→ **ASSIGNED TASK**
Scan the entries below for the string "Policies" and copy every line where it turns up.

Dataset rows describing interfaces
---

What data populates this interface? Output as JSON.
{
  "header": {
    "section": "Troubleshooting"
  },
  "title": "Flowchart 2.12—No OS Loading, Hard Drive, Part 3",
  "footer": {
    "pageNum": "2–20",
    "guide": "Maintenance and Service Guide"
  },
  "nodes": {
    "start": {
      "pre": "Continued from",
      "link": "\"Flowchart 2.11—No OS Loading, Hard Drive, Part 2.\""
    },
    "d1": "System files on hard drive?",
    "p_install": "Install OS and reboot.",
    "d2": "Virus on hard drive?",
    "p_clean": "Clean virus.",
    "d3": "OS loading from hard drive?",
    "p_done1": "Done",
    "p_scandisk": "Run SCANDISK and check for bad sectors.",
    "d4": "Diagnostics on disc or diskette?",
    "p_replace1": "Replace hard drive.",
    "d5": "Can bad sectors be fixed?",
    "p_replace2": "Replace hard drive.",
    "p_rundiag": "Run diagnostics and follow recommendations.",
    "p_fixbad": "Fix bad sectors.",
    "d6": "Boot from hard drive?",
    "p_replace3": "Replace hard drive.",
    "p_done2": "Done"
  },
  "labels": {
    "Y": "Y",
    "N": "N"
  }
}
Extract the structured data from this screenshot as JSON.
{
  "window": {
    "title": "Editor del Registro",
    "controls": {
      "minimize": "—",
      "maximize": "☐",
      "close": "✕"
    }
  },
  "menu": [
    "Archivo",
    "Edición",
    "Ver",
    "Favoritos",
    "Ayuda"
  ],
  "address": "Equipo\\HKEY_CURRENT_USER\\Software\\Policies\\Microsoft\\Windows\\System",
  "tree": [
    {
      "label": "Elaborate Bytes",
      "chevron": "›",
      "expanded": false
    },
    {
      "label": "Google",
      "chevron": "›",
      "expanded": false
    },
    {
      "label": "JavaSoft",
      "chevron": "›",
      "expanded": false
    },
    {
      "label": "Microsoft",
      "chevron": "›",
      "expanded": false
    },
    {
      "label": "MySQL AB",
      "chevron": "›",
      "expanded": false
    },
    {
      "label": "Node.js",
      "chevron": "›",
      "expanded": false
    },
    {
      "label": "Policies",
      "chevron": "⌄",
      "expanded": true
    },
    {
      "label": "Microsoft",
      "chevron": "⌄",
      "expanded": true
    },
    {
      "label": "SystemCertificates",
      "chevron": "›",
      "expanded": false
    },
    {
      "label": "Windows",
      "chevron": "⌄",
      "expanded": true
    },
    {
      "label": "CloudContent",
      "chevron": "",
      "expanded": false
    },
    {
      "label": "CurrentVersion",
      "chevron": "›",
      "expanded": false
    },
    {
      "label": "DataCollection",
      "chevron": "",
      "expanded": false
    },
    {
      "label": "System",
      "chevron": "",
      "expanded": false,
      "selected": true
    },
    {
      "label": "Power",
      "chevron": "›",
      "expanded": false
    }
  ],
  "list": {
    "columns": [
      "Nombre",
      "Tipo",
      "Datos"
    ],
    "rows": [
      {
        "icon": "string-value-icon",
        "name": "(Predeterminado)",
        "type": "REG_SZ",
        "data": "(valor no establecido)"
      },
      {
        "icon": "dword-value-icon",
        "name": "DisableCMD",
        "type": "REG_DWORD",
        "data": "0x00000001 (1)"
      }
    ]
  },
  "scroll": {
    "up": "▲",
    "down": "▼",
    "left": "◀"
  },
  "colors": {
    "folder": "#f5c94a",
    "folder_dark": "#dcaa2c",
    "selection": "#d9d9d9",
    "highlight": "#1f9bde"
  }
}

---

→ **OUTPUT FOR THIS TASK**
  "address": "Equipo\\HKEY_CURRENT_USER\\Software\\Policies\\Microsoft\\Windows\\System",
      "label": "Policies",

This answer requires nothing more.